A few days ago, I was going through the people in my Gramps database and came across the entry for Ruth Kraaij, with a birth date of “calculated 1819”. I checked and noticed he didn’t have parents recorded. On a hunch, I looked him up on WieWasWie, and quickly found his birth record. I noticed that his parents, Lubbert Riksen Kraaij and Hijntje Rutgers (AKA Hendrikje Rutgers van Schalm) were already entered into my database. Within minutes, I downloaded Ruth’s birth record, updated his birth information, and added him as a child of Lubbert and Hijntje.
When your database grows, as mine has, to the size where you need five digits to count the number of people, there are likely to be at least a few unrecorded relationships like this. In this case, it was a parent-child relationship. But on my desk, I already have four pages of notes outlining more complex relationships between other people already entered in my database.
Here’s a screenshot of the “People” view in my Gramps database. I have it configured to show name, birth date, birth place, death date, spouse, and last changed. I often use the last changed date. By clicking on the column title, Gramps will order the records in that sequence. I then scroll down to the end, where I can see where I ended up in my previous session.
But consider the birth date column. Note a couple of things. First, a birth date in italics is actually a baptism date in those cases where a birth date is not known. Likewise, a death date in italics represents a burial date where date of death is unknown. For births and deaths in the Netherlands prior to 1772, this is very often the case.
A “calculated” date is computed by taking the date of some event and subtracting the age of the person at that event. In Dutch records, the quality of a calculated date can vary considerably. For marriage records, the bride and groom had to submit extracts from their birth records, and so their age at marriage can generally be counted on as accurate. Age at death, on the other hand, can often be off by a few years.
(By the way, when entering a calculated date into Gramps, all you need to type is “calc”. Gramps will fill in the rest.)

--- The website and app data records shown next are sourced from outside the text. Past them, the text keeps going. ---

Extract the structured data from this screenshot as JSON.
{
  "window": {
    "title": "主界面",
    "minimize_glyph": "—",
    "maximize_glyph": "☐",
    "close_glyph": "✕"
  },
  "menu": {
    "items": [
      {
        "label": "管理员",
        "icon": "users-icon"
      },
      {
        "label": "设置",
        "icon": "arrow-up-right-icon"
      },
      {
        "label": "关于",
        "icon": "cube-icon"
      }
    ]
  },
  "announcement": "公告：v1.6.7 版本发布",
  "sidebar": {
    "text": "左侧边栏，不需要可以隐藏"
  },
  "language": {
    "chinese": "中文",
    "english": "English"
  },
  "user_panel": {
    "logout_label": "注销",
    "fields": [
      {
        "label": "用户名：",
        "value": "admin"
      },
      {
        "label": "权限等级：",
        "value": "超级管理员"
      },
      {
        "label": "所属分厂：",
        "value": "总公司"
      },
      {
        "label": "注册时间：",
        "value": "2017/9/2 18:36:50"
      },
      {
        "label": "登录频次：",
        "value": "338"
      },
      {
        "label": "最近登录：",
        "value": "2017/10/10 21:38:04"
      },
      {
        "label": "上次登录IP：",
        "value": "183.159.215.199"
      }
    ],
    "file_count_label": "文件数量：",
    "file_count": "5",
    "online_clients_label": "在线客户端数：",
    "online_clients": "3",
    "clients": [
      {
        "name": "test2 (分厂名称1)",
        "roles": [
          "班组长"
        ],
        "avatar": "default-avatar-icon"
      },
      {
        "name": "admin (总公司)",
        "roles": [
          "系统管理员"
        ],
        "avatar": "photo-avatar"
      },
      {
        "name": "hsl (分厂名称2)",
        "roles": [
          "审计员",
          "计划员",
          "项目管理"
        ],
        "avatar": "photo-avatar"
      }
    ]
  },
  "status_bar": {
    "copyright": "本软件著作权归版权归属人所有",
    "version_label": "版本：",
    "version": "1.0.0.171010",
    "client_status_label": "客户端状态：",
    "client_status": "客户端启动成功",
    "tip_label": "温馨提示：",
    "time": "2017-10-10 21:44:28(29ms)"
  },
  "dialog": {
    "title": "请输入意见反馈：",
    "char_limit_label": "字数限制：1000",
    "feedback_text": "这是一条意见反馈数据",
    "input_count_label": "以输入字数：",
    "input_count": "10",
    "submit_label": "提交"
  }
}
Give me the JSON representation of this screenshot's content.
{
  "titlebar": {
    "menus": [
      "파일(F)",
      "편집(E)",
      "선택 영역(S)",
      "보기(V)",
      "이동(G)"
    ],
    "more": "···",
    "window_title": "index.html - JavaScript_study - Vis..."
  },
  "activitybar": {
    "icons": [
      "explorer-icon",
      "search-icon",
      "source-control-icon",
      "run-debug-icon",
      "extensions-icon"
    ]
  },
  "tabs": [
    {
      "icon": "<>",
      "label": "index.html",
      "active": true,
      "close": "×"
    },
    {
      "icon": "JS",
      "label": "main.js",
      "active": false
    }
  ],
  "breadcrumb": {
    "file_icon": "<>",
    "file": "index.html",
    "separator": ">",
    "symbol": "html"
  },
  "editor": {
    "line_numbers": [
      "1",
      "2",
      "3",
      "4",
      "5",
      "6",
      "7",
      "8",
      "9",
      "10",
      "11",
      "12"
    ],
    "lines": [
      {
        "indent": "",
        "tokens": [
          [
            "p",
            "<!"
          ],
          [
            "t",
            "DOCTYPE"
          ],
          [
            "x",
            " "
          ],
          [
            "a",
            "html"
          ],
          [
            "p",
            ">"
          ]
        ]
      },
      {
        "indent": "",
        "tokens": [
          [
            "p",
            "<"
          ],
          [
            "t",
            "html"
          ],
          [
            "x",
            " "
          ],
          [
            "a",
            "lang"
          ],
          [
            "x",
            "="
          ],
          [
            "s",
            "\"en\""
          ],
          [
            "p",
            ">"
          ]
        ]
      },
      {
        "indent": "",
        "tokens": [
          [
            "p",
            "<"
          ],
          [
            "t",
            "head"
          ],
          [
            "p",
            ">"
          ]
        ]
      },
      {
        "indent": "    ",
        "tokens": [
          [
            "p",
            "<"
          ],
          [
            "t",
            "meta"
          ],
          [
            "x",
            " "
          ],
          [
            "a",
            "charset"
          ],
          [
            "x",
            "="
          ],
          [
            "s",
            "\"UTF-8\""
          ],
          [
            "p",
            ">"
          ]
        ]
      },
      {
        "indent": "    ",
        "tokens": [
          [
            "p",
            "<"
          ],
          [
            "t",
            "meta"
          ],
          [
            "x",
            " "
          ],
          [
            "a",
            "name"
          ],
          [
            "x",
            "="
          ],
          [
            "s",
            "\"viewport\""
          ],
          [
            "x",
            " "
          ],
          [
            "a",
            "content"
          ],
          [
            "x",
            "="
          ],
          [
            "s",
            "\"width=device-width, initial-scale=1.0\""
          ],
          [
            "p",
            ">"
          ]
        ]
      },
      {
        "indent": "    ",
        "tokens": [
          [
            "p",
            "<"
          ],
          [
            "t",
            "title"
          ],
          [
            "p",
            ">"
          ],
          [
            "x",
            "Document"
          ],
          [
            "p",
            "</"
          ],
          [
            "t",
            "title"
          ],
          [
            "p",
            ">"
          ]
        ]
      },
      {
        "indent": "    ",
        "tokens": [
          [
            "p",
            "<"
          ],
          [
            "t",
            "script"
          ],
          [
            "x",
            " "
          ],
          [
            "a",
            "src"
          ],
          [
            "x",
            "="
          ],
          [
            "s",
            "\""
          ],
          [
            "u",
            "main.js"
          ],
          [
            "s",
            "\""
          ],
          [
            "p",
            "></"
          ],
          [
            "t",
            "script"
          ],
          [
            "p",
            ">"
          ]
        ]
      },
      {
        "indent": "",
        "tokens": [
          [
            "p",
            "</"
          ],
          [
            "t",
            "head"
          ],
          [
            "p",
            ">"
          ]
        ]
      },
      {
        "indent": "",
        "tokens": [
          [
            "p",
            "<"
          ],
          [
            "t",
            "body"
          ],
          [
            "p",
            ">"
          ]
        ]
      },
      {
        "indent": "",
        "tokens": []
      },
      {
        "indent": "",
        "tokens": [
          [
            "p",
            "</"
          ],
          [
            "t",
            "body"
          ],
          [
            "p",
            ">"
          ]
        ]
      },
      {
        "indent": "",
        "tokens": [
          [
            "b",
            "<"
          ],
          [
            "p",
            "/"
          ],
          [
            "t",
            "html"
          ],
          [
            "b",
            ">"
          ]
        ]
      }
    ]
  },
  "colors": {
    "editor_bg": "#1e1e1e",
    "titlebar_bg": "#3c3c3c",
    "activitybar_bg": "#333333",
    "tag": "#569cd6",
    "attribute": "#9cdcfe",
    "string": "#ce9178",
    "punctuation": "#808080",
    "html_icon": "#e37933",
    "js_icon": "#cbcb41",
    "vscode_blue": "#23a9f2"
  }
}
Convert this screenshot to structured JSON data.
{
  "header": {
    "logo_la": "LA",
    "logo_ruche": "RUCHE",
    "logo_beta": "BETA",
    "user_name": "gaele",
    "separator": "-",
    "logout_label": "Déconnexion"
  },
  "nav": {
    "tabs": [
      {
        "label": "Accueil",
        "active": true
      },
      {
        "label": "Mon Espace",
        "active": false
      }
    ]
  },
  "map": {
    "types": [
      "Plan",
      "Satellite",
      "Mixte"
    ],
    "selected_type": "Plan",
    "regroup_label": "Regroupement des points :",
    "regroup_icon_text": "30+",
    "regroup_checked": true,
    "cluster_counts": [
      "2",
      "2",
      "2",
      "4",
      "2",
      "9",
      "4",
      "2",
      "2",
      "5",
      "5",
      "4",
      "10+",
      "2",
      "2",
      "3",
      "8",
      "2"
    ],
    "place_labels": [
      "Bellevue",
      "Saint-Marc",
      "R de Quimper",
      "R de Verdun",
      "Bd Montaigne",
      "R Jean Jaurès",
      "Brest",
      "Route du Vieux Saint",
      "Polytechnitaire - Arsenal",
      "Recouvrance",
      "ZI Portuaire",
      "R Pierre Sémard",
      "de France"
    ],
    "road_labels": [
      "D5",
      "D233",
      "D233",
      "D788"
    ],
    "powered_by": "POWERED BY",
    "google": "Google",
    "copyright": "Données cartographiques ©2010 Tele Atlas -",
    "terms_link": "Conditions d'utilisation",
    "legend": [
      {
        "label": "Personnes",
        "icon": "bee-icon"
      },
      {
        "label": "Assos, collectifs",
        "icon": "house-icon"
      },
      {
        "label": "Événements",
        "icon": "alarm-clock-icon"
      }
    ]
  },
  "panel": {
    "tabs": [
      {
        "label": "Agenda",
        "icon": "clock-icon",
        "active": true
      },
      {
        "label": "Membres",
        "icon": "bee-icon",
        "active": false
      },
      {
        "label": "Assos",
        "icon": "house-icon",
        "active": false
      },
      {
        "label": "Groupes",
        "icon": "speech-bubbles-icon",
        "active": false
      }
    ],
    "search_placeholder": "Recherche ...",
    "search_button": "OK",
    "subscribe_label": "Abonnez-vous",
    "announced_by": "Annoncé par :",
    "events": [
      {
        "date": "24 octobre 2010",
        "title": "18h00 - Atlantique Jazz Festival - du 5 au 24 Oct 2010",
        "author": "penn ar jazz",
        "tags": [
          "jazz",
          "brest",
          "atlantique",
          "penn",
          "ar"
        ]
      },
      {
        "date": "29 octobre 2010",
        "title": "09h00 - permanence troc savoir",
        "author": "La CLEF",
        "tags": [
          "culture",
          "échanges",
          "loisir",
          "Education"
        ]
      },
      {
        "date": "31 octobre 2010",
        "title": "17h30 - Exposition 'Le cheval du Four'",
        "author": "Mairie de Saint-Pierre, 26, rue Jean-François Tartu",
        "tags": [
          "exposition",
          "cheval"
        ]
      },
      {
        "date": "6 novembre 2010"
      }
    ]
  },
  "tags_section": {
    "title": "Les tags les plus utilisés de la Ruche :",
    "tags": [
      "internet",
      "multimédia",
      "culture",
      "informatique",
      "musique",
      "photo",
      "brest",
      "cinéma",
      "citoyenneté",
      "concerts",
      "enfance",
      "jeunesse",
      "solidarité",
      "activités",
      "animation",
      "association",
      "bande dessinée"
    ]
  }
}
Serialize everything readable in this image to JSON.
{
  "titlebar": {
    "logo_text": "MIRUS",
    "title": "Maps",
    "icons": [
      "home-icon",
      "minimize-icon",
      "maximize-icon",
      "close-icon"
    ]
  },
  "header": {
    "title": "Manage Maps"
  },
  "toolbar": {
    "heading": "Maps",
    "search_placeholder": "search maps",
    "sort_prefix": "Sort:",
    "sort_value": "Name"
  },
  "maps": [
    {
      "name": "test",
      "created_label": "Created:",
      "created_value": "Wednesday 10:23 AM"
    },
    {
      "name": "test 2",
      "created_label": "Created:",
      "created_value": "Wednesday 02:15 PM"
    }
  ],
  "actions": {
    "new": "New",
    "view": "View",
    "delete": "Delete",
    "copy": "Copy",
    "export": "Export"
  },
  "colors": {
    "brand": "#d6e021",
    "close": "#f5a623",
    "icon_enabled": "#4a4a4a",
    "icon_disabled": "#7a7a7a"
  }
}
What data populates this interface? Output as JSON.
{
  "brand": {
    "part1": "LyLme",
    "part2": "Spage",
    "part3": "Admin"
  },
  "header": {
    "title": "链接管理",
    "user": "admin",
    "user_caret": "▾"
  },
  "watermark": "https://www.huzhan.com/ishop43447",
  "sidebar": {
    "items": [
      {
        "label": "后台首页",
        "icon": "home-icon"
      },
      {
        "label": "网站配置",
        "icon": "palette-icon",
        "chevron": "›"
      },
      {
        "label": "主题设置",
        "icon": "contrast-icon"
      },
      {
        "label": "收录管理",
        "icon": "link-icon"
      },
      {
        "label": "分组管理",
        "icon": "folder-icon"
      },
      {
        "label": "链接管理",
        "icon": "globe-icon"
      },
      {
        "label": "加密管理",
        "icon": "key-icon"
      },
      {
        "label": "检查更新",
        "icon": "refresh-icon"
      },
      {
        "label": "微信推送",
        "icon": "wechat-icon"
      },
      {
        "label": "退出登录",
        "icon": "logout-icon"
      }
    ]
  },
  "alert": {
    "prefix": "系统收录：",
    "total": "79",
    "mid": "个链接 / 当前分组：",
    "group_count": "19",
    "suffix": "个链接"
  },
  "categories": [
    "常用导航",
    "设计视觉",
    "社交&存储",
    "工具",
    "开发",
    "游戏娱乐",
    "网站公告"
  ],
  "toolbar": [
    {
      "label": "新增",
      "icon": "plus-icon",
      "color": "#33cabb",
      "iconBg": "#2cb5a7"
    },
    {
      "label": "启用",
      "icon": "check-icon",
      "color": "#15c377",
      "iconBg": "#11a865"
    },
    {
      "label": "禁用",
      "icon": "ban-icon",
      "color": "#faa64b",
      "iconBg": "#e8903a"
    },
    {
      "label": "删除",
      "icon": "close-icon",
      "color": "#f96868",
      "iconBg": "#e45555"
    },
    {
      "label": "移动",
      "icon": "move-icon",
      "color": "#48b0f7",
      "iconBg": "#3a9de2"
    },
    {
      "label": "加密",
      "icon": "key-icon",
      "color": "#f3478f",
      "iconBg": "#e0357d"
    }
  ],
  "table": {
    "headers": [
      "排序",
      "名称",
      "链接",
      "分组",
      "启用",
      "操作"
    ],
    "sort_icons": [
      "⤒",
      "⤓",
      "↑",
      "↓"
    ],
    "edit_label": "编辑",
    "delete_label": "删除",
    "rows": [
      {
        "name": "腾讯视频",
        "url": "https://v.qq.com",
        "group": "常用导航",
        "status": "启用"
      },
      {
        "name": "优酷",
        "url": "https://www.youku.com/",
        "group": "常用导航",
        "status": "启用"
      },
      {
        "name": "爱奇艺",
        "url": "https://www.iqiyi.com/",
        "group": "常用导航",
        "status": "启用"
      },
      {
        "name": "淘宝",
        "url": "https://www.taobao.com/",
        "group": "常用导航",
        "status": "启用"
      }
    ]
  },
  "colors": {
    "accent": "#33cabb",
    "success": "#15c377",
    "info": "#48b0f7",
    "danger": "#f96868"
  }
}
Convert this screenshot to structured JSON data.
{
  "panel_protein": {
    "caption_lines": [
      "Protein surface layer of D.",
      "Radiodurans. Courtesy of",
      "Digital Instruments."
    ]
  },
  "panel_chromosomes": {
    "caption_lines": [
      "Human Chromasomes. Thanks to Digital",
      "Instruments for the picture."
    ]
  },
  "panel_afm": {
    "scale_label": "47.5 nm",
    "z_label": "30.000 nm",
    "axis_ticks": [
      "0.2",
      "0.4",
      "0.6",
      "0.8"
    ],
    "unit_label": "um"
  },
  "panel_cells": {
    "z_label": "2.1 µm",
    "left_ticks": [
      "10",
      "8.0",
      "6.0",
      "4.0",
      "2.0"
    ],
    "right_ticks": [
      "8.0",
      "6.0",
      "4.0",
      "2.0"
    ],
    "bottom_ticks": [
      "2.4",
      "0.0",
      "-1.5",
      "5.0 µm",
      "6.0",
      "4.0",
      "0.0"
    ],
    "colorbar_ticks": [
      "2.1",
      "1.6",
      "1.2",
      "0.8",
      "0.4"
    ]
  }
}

Sometimes, I’ll randomly go through my “people” view looking for possible avenues of investigation. The people with a calculated date of birth are often worthy of further study. I’ll look for these individuals in groups of people with the same surname living in the same general area. In my data, I have a lot of people who lived in Nijkerk, and it often takes little effort to link together people already recorded.
In the case of Ruth Kraaij, his daughter Hendrikje married my second cousin three times removed Evert Woudenberg. Ruth’s brother Rik Lubbertsen had a daughter, Aleida. She was the first wife of my great grandfather Manus van de Bunt.